Weight Loss and Inflammation
Some of the patients trying to lose weight were not able to achieve satisfactory outcomes although they were strictly adhering to my recommendations for caloric intake, diet modifications, and exercise. Weight loss has been another area of interest to me for many years. There are few topics in medicine that receive as much attention by the media and the general public. Magazines and blogs are full of newly invented diets and the total U.S. weight-loss market is a $72 billion industry. Weight Watchers, Atkins, South Beach, Bulletproof, The Whole 30, Paleo, you name it…. Why are there so many new diets each year if one of them would really work for the majority of people?
In my 24 years of practice, I have talked to people for which one or the other of these diets worked well. But I have talked to many more who were not able to achieve sufficient results with any of these. Clearly the topic of weight-loss is complex and complicated in the least. I do not want to say that avoiding certain foods will be the answer to achieving weight-loss for everyone. But I have seen plenty of patients throughout the years who were really adamant about following whatever was prescribed but were not able to shed more than a few pounds. For many of those avoiding foods that caused them systemic inflammation finally did the trick. One of my patients recently lost 14 lbs in two weeks and made no changes other than to avoid foods that can cause systemic inflammation.
Chinese Medicine and Inflammation
Chinese medicine calls inflammation ‘fire’ or ‘heat’. It’s a very old medical system with terminology that has not changed very much in the last 3000 years. It has always explained inflammatory conditions as mostly caused by faulty diets and stress. Those conditions were largely found in the West where people had poor diet and way too much stress.

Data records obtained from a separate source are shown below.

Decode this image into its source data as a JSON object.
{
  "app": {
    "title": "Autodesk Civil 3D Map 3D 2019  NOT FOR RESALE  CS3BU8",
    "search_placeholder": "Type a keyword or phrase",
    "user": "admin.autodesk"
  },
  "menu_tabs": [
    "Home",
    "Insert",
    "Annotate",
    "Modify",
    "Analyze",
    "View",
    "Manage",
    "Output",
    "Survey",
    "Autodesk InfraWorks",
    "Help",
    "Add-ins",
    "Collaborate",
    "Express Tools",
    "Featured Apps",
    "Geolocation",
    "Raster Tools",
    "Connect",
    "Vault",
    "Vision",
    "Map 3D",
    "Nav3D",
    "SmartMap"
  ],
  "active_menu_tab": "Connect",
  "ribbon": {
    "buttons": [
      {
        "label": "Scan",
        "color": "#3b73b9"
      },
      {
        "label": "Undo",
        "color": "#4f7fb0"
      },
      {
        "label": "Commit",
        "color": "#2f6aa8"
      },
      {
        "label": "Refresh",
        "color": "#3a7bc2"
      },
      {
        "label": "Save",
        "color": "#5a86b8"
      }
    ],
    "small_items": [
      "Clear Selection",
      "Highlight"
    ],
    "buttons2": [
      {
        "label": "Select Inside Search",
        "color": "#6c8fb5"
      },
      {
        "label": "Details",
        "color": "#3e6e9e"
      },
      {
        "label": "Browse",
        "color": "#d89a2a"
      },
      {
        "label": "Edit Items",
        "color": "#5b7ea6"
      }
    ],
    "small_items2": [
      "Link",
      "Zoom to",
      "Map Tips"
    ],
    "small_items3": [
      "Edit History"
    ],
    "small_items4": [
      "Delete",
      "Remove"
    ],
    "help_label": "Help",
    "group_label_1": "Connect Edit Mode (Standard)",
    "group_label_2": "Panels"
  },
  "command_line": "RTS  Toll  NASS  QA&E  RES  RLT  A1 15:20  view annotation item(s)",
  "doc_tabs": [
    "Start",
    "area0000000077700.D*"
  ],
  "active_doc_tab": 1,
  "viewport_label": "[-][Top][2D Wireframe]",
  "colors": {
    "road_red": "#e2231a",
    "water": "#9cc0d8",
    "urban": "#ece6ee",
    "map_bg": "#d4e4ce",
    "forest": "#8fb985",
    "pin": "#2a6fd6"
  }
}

For over 850 years Chinese medicine held the belief that the immune system is rooted in the digestive system. The root of immune-problems is addressed by healing the digestive system. I had seen great results in treating allergies and autoimmune conditions purely with Chinese medicine applying these very principles. I have always tried to explain everything I learned about Chinese medicine theory in the scientific model if possible. Maybe I feel this urge because I was first trained in Western medicine. But with this piece, I always struggled. There was really no literature talking about a direct link of the gut and the immune system that would satisfy me. This changed with the research of the gut microbiome.
Clarification at Last
It made me very happy when a few years ago I finally read the first article written by Justin Sonnenburg, Ph.D., assistant professor in the Department of Microbiology and Immunology at the Stanford University School of Medicine, explaining how the gut microbiota in a way are really the core of our immune system. After almost 20 years of pondering I finally knew Chinese medicine was right :)
Healing allergies and helping people lose weight makes a huge difference in the lives of those suffering. Simple cases, like seasonal allergies or allergies to dust and animal dander, should not go untreated, with simple and quick solutions available. People who are really committed to losing weight should be able to do so. And allergy sufferers should not be locked into infinitely treating symptoms when there are ways to address the cause and bring lasting relief. The same holds true for many autoimmune diseases.